Featured on the Sudanese rapper's new album ‘Warchild’, ‘Emma’ is dedicated to the British Aid worker Emma McCune, who rescued Emmanuel Jal from a continued existence as a child soldier.

Emma adopted Emmanuel and smuggled him to Kenya to begin a new life, where he could grow up safe and get an education. A few months later Emma died in a car accident.

“I met the next artist about 3 years ago and was enormously impressed with this young man from Sudan,” said Peter Gabriel, as he introduced Emmanuel Jal at the 46664 Nelson Mandela concert.

“His brutal childhood as a 7 year old child soldier taught him to be a mindless killing machine. People expected Mandela to come out of 27 years in jail calling for revenge but he came out calling for forgiveness, compassion and collaboration.”

"This next artist came out of the horror of a brutal war, a brutal childhood with a clear voice calling out against violence, hatred and materialism. He’s gonna have a huge influence in the world way beyond his music."
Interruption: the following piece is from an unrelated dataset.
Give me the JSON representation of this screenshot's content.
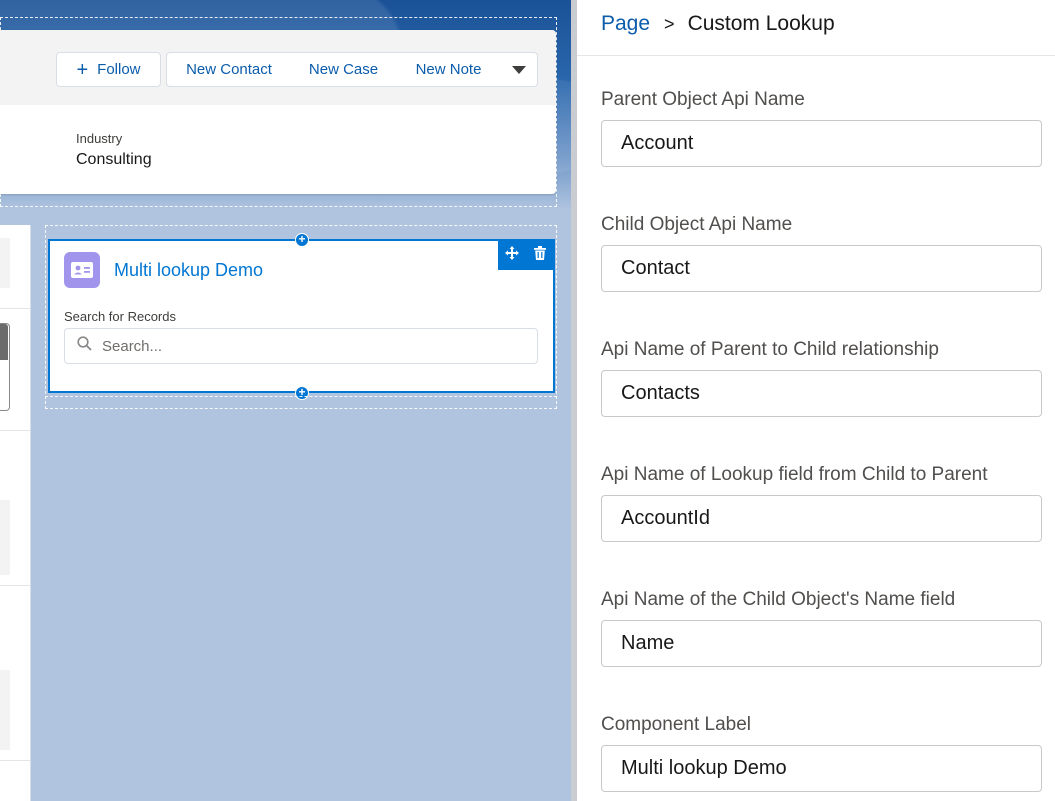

"He’s still developing and exploring his musical voice, but I think you have the opportunity to see someone with the potential of a young Bob Marley… Please give an enormous welcome to the amazing Emmanuel Jal.”
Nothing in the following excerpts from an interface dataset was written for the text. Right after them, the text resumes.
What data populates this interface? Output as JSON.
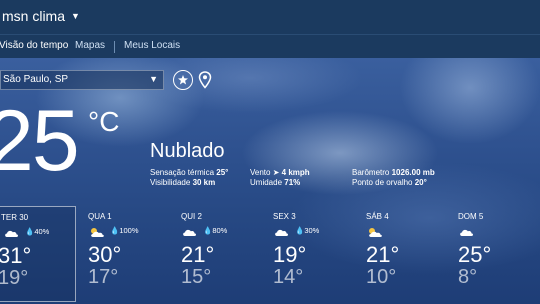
{
  "app": {
    "title": "msn clima"
  },
  "nav": {
    "items": [
      {
        "label": "Visão do tempo"
      },
      {
        "label": "Mapas"
      },
      {
        "label": "Meus Locais"
      }
    ]
  },
  "location": {
    "value": "São Paulo, SP"
  },
  "current": {
    "temperature": "25",
    "unit": "°C",
    "condition": "Nublado",
    "feels_like_label": "Sensação térmica",
    "feels_like": "25°",
    "visibility_label": "Visibilidade",
    "visibility": "30 km",
    "wind_label": "Vento",
    "wind": "4 kmph",
    "humidity_label": "Umidade",
    "humidity": "71%",
    "barometer_label": "Barômetro",
    "barometer": "1026.00 mb",
    "dew_point_label": "Ponto de orvalho",
    "dew_point": "20°"
  },
  "forecast": [
    {
      "day": "TER 30",
      "icon": "partly-cloudy-icon",
      "precip": "40%",
      "high": "31°",
      "low": "19°",
      "selected": true
    },
    {
      "day": "QUA 1",
      "icon": "sun-cloud-icon",
      "precip": "100%",
      "high": "30°",
      "low": "17°"
    },
    {
      "day": "QUI 2",
      "icon": "partly-cloudy-icon",
      "precip": "80%",
      "high": "21°",
      "low": "15°"
    },
    {
      "day": "SEX 3",
      "icon": "partly-cloudy-icon",
      "precip": "30%",
      "high": "19°",
      "low": "14°"
    },
    {
      "day": "SÁB 4",
      "icon": "sun-cloud-icon",
      "precip": "",
      "high": "21°",
      "low": "10°"
    },
    {
      "day": "DOM 5",
      "icon": "partly-cloudy-icon",
      "precip": "",
      "high": "25°",
      "low": "8°"
    }
  ]
}
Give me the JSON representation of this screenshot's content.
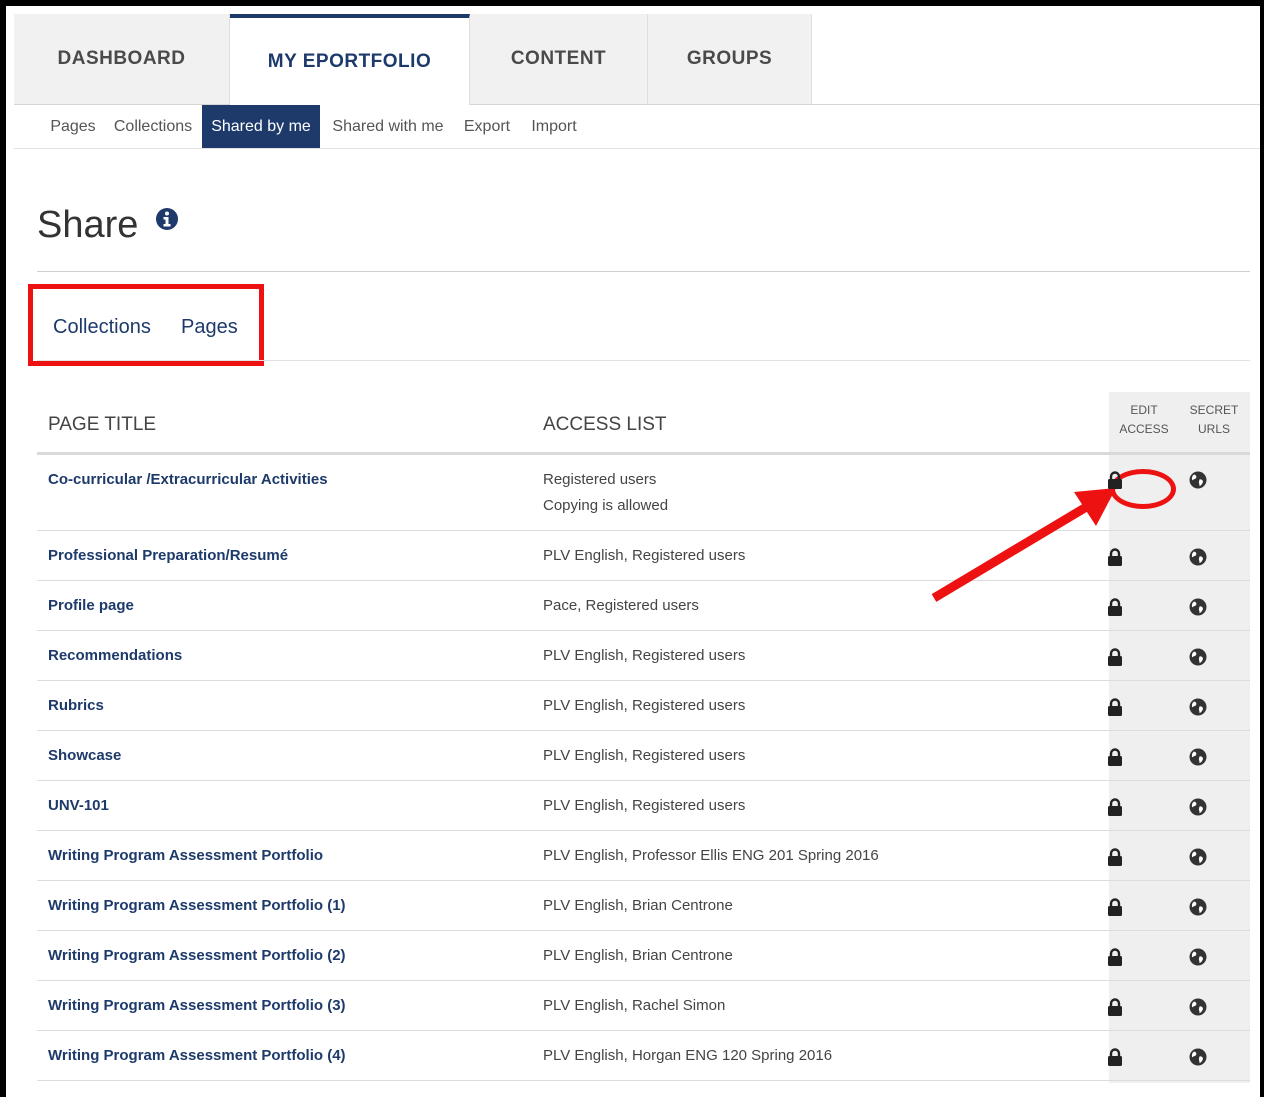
{
  "nav": {
    "tabs": [
      {
        "label": "DASHBOARD"
      },
      {
        "label": "MY EPORTFOLIO"
      },
      {
        "label": "CONTENT"
      },
      {
        "label": "GROUPS"
      }
    ],
    "active_tab": "MY EPORTFOLIO"
  },
  "subnav": {
    "items": [
      {
        "label": "Pages"
      },
      {
        "label": "Collections"
      },
      {
        "label": "Shared by me"
      },
      {
        "label": "Shared with me"
      },
      {
        "label": "Export"
      },
      {
        "label": "Import"
      }
    ],
    "active": "Shared by me"
  },
  "page": {
    "title": "Share",
    "info_icon": "info-icon"
  },
  "share_tabs": [
    {
      "label": "Collections"
    },
    {
      "label": "Pages"
    }
  ],
  "table": {
    "headers": {
      "title": "PAGE TITLE",
      "access": "ACCESS LIST",
      "edit_access_1": "EDIT",
      "edit_access_2": "ACCESS",
      "secret_urls_1": "SECRET",
      "secret_urls_2": "URLS"
    },
    "rows": [
      {
        "title": "Co-curricular /Extracurricular Activities",
        "access": "Registered users",
        "access_note": "Copying is allowed"
      },
      {
        "title": "Professional Preparation/Resumé",
        "access": "PLV English, Registered users"
      },
      {
        "title": "Profile page",
        "access": "Pace, Registered users"
      },
      {
        "title": "Recommendations",
        "access": "PLV English, Registered users"
      },
      {
        "title": "Rubrics",
        "access": "PLV English, Registered users"
      },
      {
        "title": "Showcase",
        "access": "PLV English, Registered users"
      },
      {
        "title": "UNV-101",
        "access": "PLV English, Registered users"
      },
      {
        "title": "Writing Program Assessment Portfolio",
        "access": "PLV English, Professor Ellis ENG 201 Spring 2016"
      },
      {
        "title": "Writing Program Assessment Portfolio (1)",
        "access": "PLV English, Brian Centrone"
      },
      {
        "title": "Writing Program Assessment Portfolio (2)",
        "access": "PLV English, Brian Centrone"
      },
      {
        "title": "Writing Program Assessment Portfolio (3)",
        "access": "PLV English, Rachel Simon"
      },
      {
        "title": "Writing Program Assessment Portfolio (4)",
        "access": "PLV English, Horgan ENG 120 Spring 2016"
      }
    ],
    "action_icons": [
      "lock-icon",
      "globe-icon"
    ]
  },
  "colors": {
    "brand": "#1d3a6b",
    "annotation": "#ee1111"
  }
}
But this was no ordinary hype. Not even the likes of Queen and Paul Rodgers or Amy Winehouse could compete against the killer combination of Emmanuel Jal and Peter Gabriel. Along with Simple Minds and Eddy Grant, these were the only other artists that truly displayed pure "masterclass" at the Mandela event.

It came to no surprise then when the Daily Telegraph newspaper acknowledged Emmanuel Jal's explosive contribution to the Mandela bash.

"Some of the most memorable moments at the Mandela concert were the least expected. Peter Gabriel popped up to introduce Sudanese rapper and ex-boy soldier Emmanuel Jal, whose vivid and eloquent performance suggested the arrival of a star-in-waiting." - Adam Sweeting, Daily Telegraph

“His story demands to be heard” – Mojo

“Emmanuel Jal was electric (at Mandela).” – London Evening Standard

Emmanuel Jal on tour / Summer 2008:
* July 12th - Rising Styles Hiphop festival in Brighton
* July 13th - Rise Festival in Finsbury Park, London
* Aug 4th - 9th - Afrikadey Festival in Calgary, Canada
* Aug 16th - 17th - the V Festival
* Aug 22nd - the Greenbelt Festival, Cheltenham, UK